The Mansions are just one set of telesmatic images within Renaissance magic. There’s a similar set of images associated with angels and the demons, and the 12 signs of the Zodiac, and within the Zodiac a parallel set of 36 images representing the Decans. The Decans are three 10°-wide windows in each sign of the Zodiac that have their own interpretations and meanings… but these images are ALSO part of the Renaissance resurgence of the classical Art of Memory that I’ve recently worked with.
Why is it a drawing curriculum?
Well, the apprentice magician was supposed to get a book with this information, called a grimoire or grammar, and from it he or she would receive instructions on what to do and how to do it. The recipes for the medicines and potions contained ingredients that would be dangerous to work with, and in some cases outright poisonous. What would seem safe? The instructions on manufacturing talismans and dosing them with incense smoke. How did one manufacture a talisman? By drawing a picture. How did one draw the picture, by copying it? No.
By imagining it. The student ‘wizard’ or magician had to read a written description of the image, and then, based on that written description, produce a relevant image. The description of the left image is “A man writing letters” or “a man holding scrolls”. (This reminded me of many images of early Christian art, showing the four gospel authors seated at desks, writing). The image on the right is described as “a man holding a scale.”
So… now our theoretical apprentice magician has produced twenty-eight images or pictures of men and women doing various sorts of activities. He produced them rapidly — Each image must be drawn during a roughly-24-hour long period, when the Moon is in the right part of the sky. He does so at a basic level of skill, but presumably not perfectly. He does not get the magical results he wants — but the last few images he created are much better than the first few he produced. He starts the process again, and re-draws his images. The magical results are still not good, but! Our artist has successfully produced three months of practice images of a standard list of themes. Perhaps at the same time that he works on the Mansions of the Moon, he attempts the Decans, or the Angelic images.
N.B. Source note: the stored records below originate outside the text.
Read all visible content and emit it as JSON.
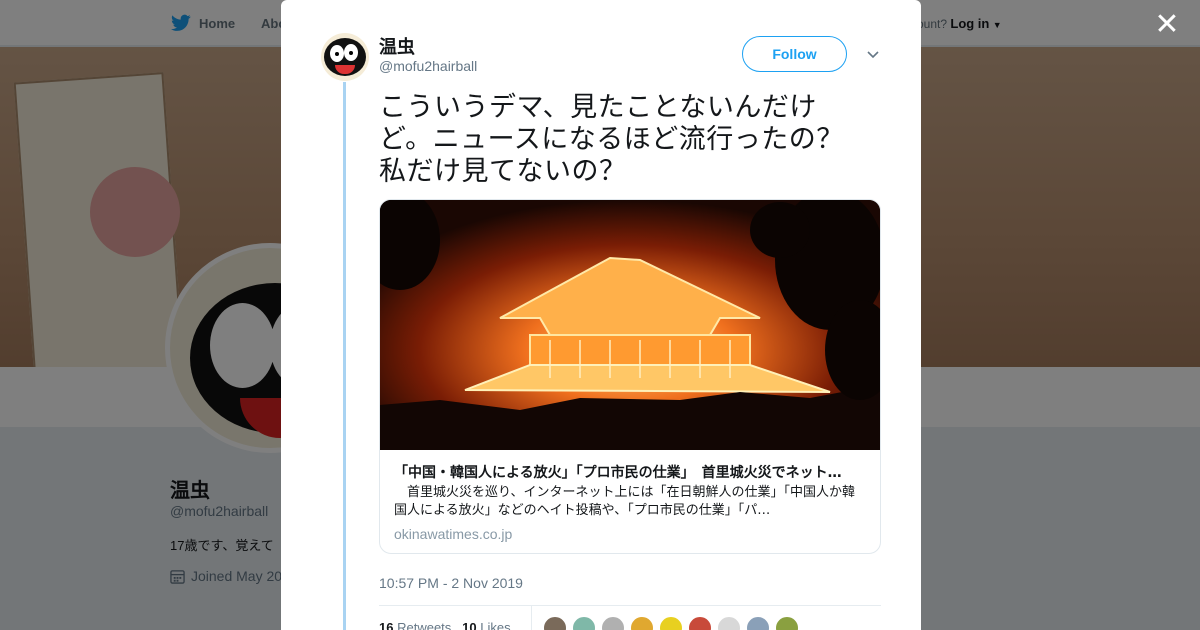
{
  "topnav": {
    "home_label": "Home",
    "about_label": "Abo",
    "account_prompt": "ccount?",
    "login_label": "Log in"
  },
  "profile": {
    "name": "温虫",
    "handle": "@mofu2hairball",
    "bio": "17歳です、覚えて",
    "joined": "Joined May 20"
  },
  "tweet": {
    "author_name": "温虫",
    "author_handle": "@mofu2hairball",
    "follow_label": "Follow",
    "text": "こういうデマ、見たことないんだけど。ニュースになるほど流行ったの？私だけ見てないの？",
    "card": {
      "title": "「中国・韓国人による放火」「プロ市民の仕業」　首里城火災でネット…",
      "description": "　首里城火災を巡り、インターネット上には「在日朝鮮人の仕業」「中国人か韓国人による放火」などのヘイト投稿や、「プロ市民の仕業」「パ…",
      "domain": "okinawatimes.co.jp"
    },
    "timestamp": "10:57 PM - 2 Nov 2019",
    "retweets_count": "16",
    "retweets_label": "Retweets",
    "likes_count": "10",
    "likes_label": "Likes"
  },
  "colors": {
    "accent": "#1da1f2",
    "thread_line": "#a9d3f2",
    "muted_text": "#657786"
  },
  "icons": [
    "twitter-bird-icon",
    "close-icon",
    "chevron-down-icon",
    "calendar-icon",
    "dropdown-caret-icon"
  ]
}
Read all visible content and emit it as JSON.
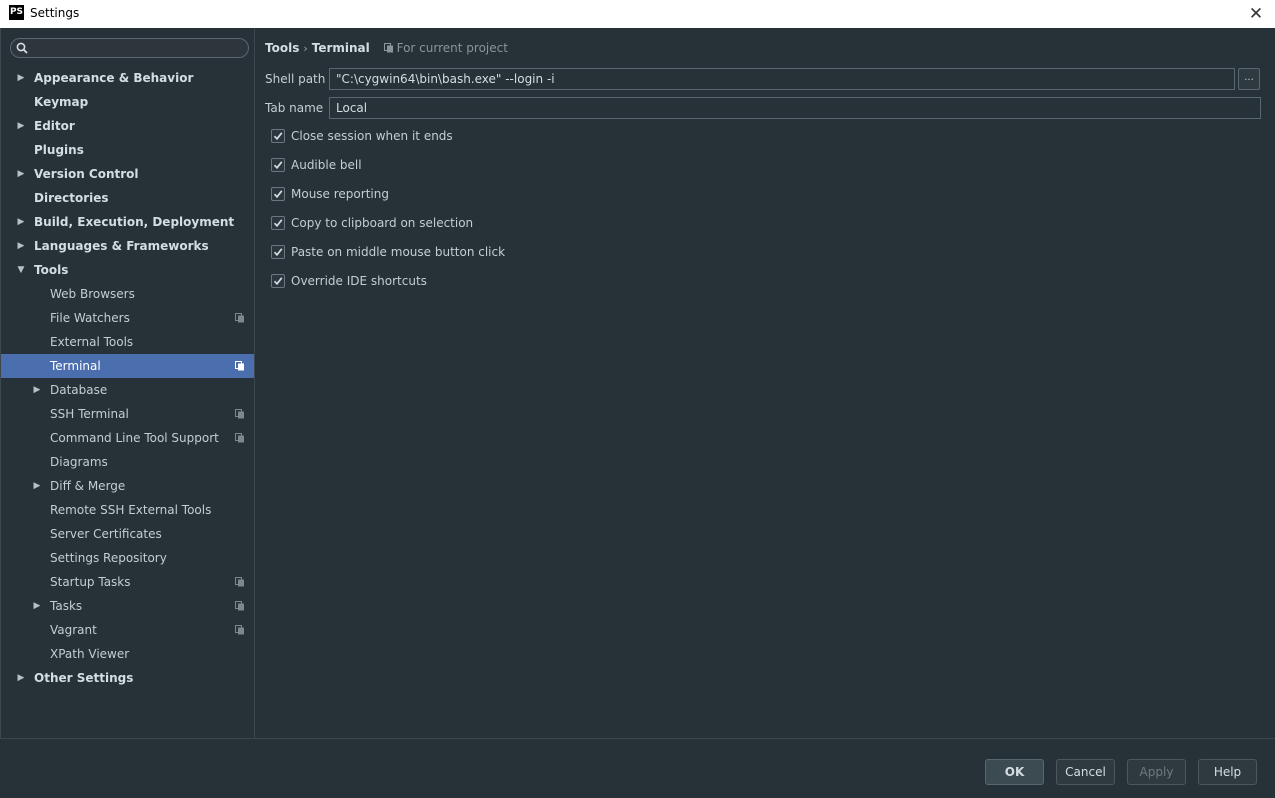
{
  "window": {
    "title": "Settings",
    "logo": "PS"
  },
  "sidebar": {
    "search_placeholder": "",
    "items": [
      {
        "label": "Appearance & Behavior",
        "level": 0,
        "arrow": "right",
        "project": false
      },
      {
        "label": "Keymap",
        "level": 0,
        "arrow": "none",
        "project": false
      },
      {
        "label": "Editor",
        "level": 0,
        "arrow": "right",
        "project": false
      },
      {
        "label": "Plugins",
        "level": 0,
        "arrow": "none",
        "project": false
      },
      {
        "label": "Version Control",
        "level": 0,
        "arrow": "right",
        "project": false
      },
      {
        "label": "Directories",
        "level": 0,
        "arrow": "none",
        "project": false
      },
      {
        "label": "Build, Execution, Deployment",
        "level": 0,
        "arrow": "right",
        "project": false
      },
      {
        "label": "Languages & Frameworks",
        "level": 0,
        "arrow": "right",
        "project": false
      },
      {
        "label": "Tools",
        "level": 0,
        "arrow": "down",
        "project": false
      },
      {
        "label": "Web Browsers",
        "level": 1,
        "arrow": "none",
        "project": false
      },
      {
        "label": "File Watchers",
        "level": 1,
        "arrow": "none",
        "project": true
      },
      {
        "label": "External Tools",
        "level": 1,
        "arrow": "none",
        "project": false
      },
      {
        "label": "Terminal",
        "level": 1,
        "arrow": "none",
        "project": true,
        "selected": true
      },
      {
        "label": "Database",
        "level": 1,
        "arrow": "right",
        "project": false
      },
      {
        "label": "SSH Terminal",
        "level": 1,
        "arrow": "none",
        "project": true
      },
      {
        "label": "Command Line Tool Support",
        "level": 1,
        "arrow": "none",
        "project": true
      },
      {
        "label": "Diagrams",
        "level": 1,
        "arrow": "none",
        "project": false
      },
      {
        "label": "Diff & Merge",
        "level": 1,
        "arrow": "right",
        "project": false
      },
      {
        "label": "Remote SSH External Tools",
        "level": 1,
        "arrow": "none",
        "project": false
      },
      {
        "label": "Server Certificates",
        "level": 1,
        "arrow": "none",
        "project": false
      },
      {
        "label": "Settings Repository",
        "level": 1,
        "arrow": "none",
        "project": false
      },
      {
        "label": "Startup Tasks",
        "level": 1,
        "arrow": "none",
        "project": true
      },
      {
        "label": "Tasks",
        "level": 1,
        "arrow": "right",
        "project": true
      },
      {
        "label": "Vagrant",
        "level": 1,
        "arrow": "none",
        "project": true
      },
      {
        "label": "XPath Viewer",
        "level": 1,
        "arrow": "none",
        "project": false
      },
      {
        "label": "Other Settings",
        "level": 0,
        "arrow": "right",
        "project": false
      }
    ]
  },
  "main": {
    "breadcrumb": {
      "parent": "Tools",
      "separator": "›",
      "current": "Terminal",
      "scope": "For current project"
    },
    "shell_path": {
      "label": "Shell path",
      "value": "\"C:\\cygwin64\\bin\\bash.exe\" --login -i",
      "browse_label": "..."
    },
    "tab_name": {
      "label": "Tab name",
      "value": "Local"
    },
    "options": [
      {
        "label": "Close session when it ends",
        "checked": true
      },
      {
        "label": "Audible bell",
        "checked": true
      },
      {
        "label": "Mouse reporting",
        "checked": true
      },
      {
        "label": "Copy to clipboard on selection",
        "checked": true
      },
      {
        "label": "Paste on middle mouse button click",
        "checked": true
      },
      {
        "label": "Override IDE shortcuts",
        "checked": true
      }
    ]
  },
  "footer": {
    "ok": "OK",
    "cancel": "Cancel",
    "apply": "Apply",
    "help": "Help"
  },
  "colors": {
    "background": "#263238",
    "selection": "#4b6eaf",
    "text": "#c5cdd3"
  }
}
His drawing talents improve… He decides to take his sketchbook into the streets to look for live versions of people doing the activities indicated in the magical textbook. He becomes an observer of real people. He makes real drawings of people doing the real activities described in the magical book. His artwork becomes better. He gets noticed. His work is admired. He wins commissions, finds a lover, becomes an advisor to kings and princes, and eventually finds a tutor in magic… even though he does not need tutoring in magic.
He has found his own magic.
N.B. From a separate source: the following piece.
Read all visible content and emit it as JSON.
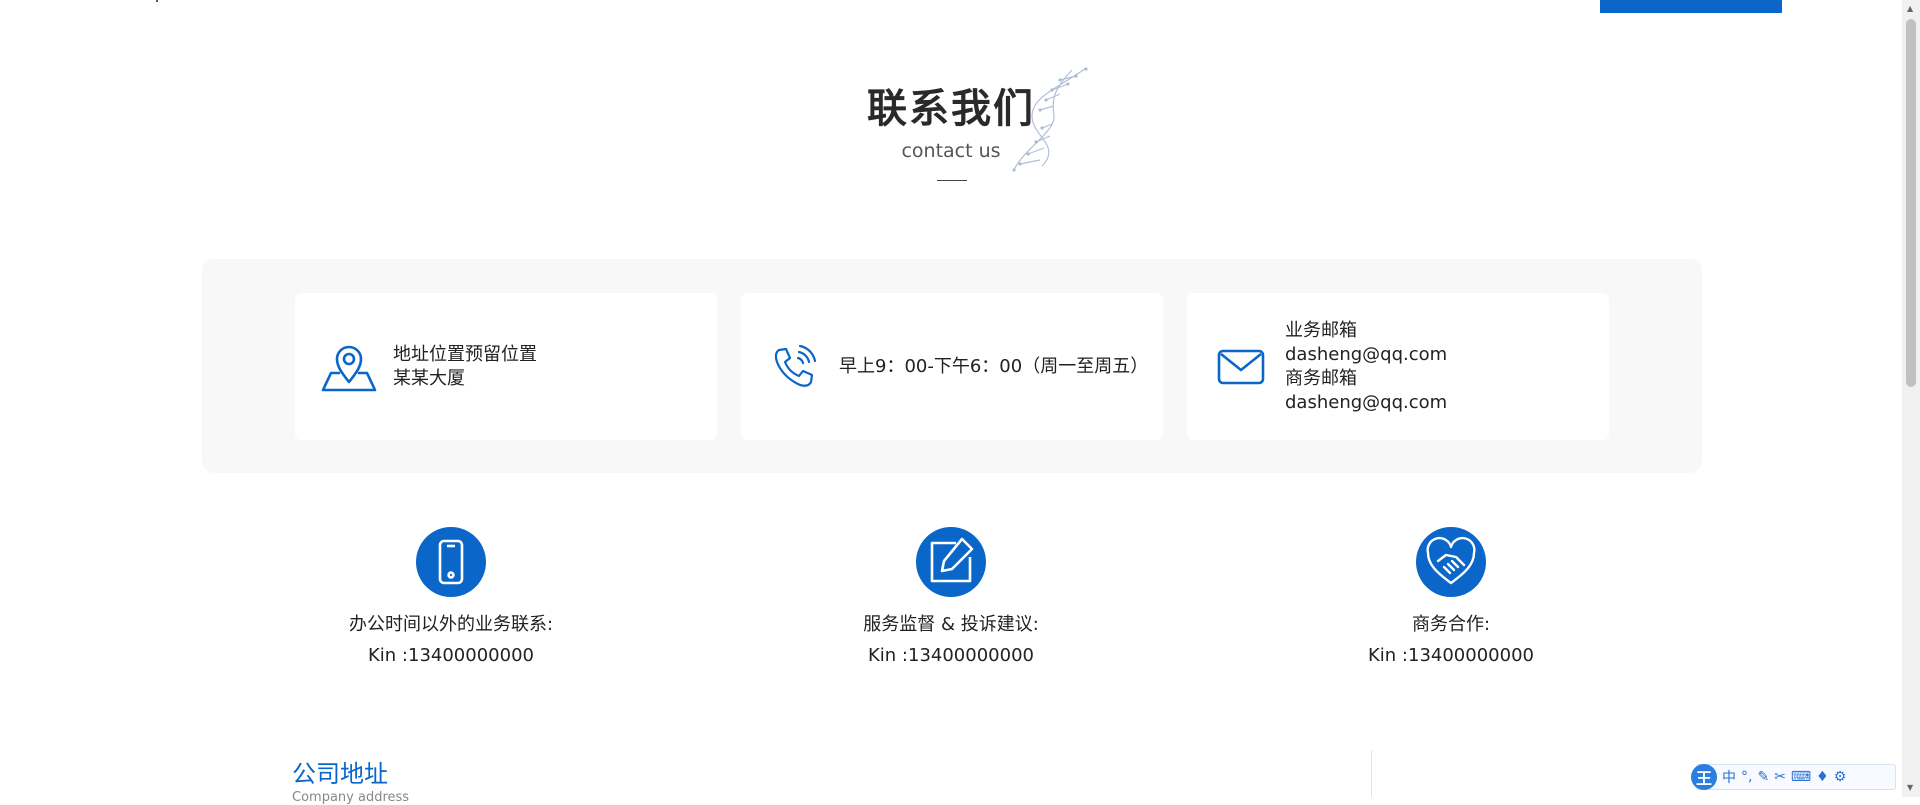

Suddenly, the Renaissance makes a lot more sense, doesn’t it?
The fifteenth and sixteenth Mansions of the Moon are supposed to represent two of the three signs that grant powers in business.